Day Fifty Two

We finish our lap of the Isle of Skye today, closing of the eastern
side and back across the Syke bridge. This top and eastern so of
Skye contains the most contrast. The north is very wild, very similar
to the highlands. Mountainous in the extreme in the north, wild and
very beautiful. The weather is inclement, but it changes so rapidly,
one could be in Melbourne with its four seasons in a day.
The eastern side also houses the island largest town, Broadford,
which comes as a bit of surprise after the wilderness. We grab a few
provisions before we head off.
We have had no Internet access on the island, and I only find out
well after we leave, that the island is home to an otter rescue
organisation the also organises otter boats tours. Much
disappointment. Very sad to have missed this. I gnash my teeth for a
while over too, for not doing the seal tour from the castle, but vow
instead to do a wildlife tour off John O’Groats which I have seen a
brochure on. Very disappointed about missing those two. Travelling
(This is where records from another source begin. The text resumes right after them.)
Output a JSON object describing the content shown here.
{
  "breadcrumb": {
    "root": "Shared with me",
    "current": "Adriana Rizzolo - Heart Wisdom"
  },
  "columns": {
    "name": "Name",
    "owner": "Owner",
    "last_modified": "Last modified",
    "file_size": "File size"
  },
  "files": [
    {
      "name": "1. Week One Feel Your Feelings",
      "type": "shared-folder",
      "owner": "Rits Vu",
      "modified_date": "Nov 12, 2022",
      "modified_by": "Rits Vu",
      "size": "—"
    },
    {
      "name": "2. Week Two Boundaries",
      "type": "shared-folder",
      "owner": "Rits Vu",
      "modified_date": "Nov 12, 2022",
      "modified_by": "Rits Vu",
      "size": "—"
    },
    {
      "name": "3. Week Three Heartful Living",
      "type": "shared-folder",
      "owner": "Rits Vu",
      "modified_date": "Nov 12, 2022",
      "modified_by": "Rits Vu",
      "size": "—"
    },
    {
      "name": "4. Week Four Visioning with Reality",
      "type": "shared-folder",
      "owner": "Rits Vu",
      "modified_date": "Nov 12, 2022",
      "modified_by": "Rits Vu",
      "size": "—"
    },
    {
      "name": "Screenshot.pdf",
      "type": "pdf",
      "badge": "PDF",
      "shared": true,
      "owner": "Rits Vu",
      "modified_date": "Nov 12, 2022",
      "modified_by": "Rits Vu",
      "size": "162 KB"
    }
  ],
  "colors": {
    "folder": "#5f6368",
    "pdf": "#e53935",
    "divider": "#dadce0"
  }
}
“off the cuff” is great, but without research and planning, some
things are inevitably missed.
Back on the mainland we commence our tour of Scotland’s northern
shores, starting in the Wester Ross National Park heading towards
the northern road network which are part of the National Tourist
Route network.
We start by following the coast and keeping off the main roads. This
area is, again, truly wild. The mountains are bisected by sea, lochs
and rivers. There is just so much water here. It’s very beautiful,
although Chris reminds me that the greenery comes at a price – it
rains here two days out of three.
We stop early in the late afternoon in Kinlochewe which is next to
the Kimlochewe National Park – we’ve spent a lot of time on the
road in the last few days. A its fairly early we set off for a hike into
the Park. It’s steep and promises the usual otters, pine martens,
golden eagles and red deer, but our finding are a much smaller.
Midges. And the bastards bite. Just as well we have repellent, it
does keep them at bay. We don’t find any of the promised animals,
but we do find a great information centre at the end of our walk. It
details the history of the mountain, it’s native pine trees and the
animals that live in it. Better photos and movies than nothing!
Time to call it a day. The longer I stew on missing the seals and
otters the grumpier I get.